Well, things are not so simple. Under the best conditions, we may enjoy those benefits, but under more adverse conditions, natural gas can be a greater generator of greenhouse gases than coal, it can wreak massive local environmental destruction, and it can undermine energy efficiency and renewability. And without a strong set of policies to guide natural-gas development, the worst case is far more likely.
Start with climate change: Generating a kilowatt-hour of electricity with a natural-gas turbine emits only about half as much carbon dioxide as generating the same amount at a coal plant. That's pretty good. But unburned natural gas turns out to be a very powerful greenhouse gas: One molecule of leaked gas contributes as much to global warming as 25 molecules of burned gas. That means that if the system for the exploration, extraction, compression, piping, and burning of natural gas leaks even 2.5 percent of the total, it's as bad as coal.
So, how much does the gas system leak? No one knows. Estimates range from 1.5 percent to as much as 8 percent. Even near the low end of that range, gas can be as bad as coal. And whatever the leakage in the U.S. system, it is likely to be far worse in, say, Russia.
This gives us Rule One for smart natural-gas development: No leaks. We have to know for certain that the whole process is tight and will stay that way.
There's more we need to ensure because of the economics of energy systems and how they drive choices in the electricity system. It starts with a basic economic truth: Once a coal-fired plant is built, it is incredibly cheap to run. So, once built, our coal plants run forever. The median age of a coal plant in the United States is 44 years, and fully a third of them were built during or before the Eisenhower administration.
What this means is that when we add new natural-gas power plants to the electricity system, they do not, through pure market forces, displace coal. Instead, they displace other new alternatives, which generally means new renewable energy. If gas is displacing zero-CO2 renewables, well, that's hardly a victory. So, Rule Two: Use gas to shut down old coal.
The final three rules have to do with local environmental conditions. We have all seen the films of people's tap water catching fire after a gas well was put in nearby. That's because of lousy construction: Bad well casings allow gas to leak into an aquifer. They can also allow contamination with fluids used in hydraulic fracturing. Rule Three: Strong standards for wells, with effective monitoring and enforcement.
Then there is the damage that wells can do to the drilling site. Many wells extract brackish water and other nasty by-products, like benzene and toluene, from deep underground, and spill the mixture onto nearby farmlands - literally salting the earth. The water is a large-scale by-product of gas extraction, and, at the request of then-Vice President Dick Cheney's energy task force, it is exempted from any regulations under the Clean Water Act. Rule Four: Don't allow these toxic streams to poison the land.
Finally, choosing where and how to drill is important. Many of the new natural-gas technologies entail massive surface disturbance. Roads, drilling rigs, compressors, pipelines, drainage ponds, and large amounts of heavy equipment are required for each well.
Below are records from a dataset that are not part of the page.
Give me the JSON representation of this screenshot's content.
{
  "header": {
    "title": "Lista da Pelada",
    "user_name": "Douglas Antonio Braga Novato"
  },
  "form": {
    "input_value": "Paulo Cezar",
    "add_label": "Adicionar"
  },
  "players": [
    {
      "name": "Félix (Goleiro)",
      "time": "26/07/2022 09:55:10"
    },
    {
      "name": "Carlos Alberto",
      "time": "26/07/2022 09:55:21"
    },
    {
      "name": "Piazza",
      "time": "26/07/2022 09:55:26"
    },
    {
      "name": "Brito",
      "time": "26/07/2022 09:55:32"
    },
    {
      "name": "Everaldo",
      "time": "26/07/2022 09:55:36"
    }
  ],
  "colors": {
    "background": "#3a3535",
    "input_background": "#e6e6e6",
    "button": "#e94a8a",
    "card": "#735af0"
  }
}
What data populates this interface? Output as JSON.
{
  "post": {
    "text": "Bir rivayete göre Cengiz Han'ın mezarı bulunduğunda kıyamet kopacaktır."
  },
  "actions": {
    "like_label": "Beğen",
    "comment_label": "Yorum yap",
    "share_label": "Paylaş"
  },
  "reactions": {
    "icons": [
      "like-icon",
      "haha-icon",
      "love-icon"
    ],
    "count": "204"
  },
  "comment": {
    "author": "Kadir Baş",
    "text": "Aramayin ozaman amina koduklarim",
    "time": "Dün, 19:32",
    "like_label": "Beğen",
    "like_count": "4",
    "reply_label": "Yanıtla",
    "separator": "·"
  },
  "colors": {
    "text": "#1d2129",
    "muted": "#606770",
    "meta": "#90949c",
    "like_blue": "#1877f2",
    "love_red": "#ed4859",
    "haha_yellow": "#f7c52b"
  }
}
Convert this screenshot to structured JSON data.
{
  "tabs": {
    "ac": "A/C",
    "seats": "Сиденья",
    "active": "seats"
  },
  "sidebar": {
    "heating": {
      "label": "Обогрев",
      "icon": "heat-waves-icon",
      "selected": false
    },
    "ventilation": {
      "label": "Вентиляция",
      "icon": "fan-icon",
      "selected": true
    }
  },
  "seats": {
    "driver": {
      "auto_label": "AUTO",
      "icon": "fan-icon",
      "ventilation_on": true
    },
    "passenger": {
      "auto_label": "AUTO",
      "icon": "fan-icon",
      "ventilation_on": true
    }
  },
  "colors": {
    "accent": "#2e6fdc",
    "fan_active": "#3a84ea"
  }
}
And wells are densely placed, sometimes one for every 10 acres. This means that many natural-gas fields are industrial wastelands. After drilling, cattle ranches in the West have been left unsuitable even for cows, never mind wildlife.
We need to zone natural-gas development so that it is kept out of ecologically important areas, and we need strong drilling, operating, and reclamation standards so that gas doesn't become a scorched-earth energy strategy.
Gas can do a great deal for our energy future. But if it is mishandled, it can cause big problems - in land destruction, water quality, and climate change.
Five rules get it right: Don't allow leaky systems; use gas to phase out coal; have sound well drilling and casing standards; don't pollute the landscape with brackish water; and drill only where it is sensible. Let's do this right.
Hal Harvey is the founder of the ClimateWorks Foundation. He was a member of presidential commissions under George H.W. Bush and Bill Clinton, and he serves on an advisory board for the Department of Energy. He wrote this for the Los Angeles Times.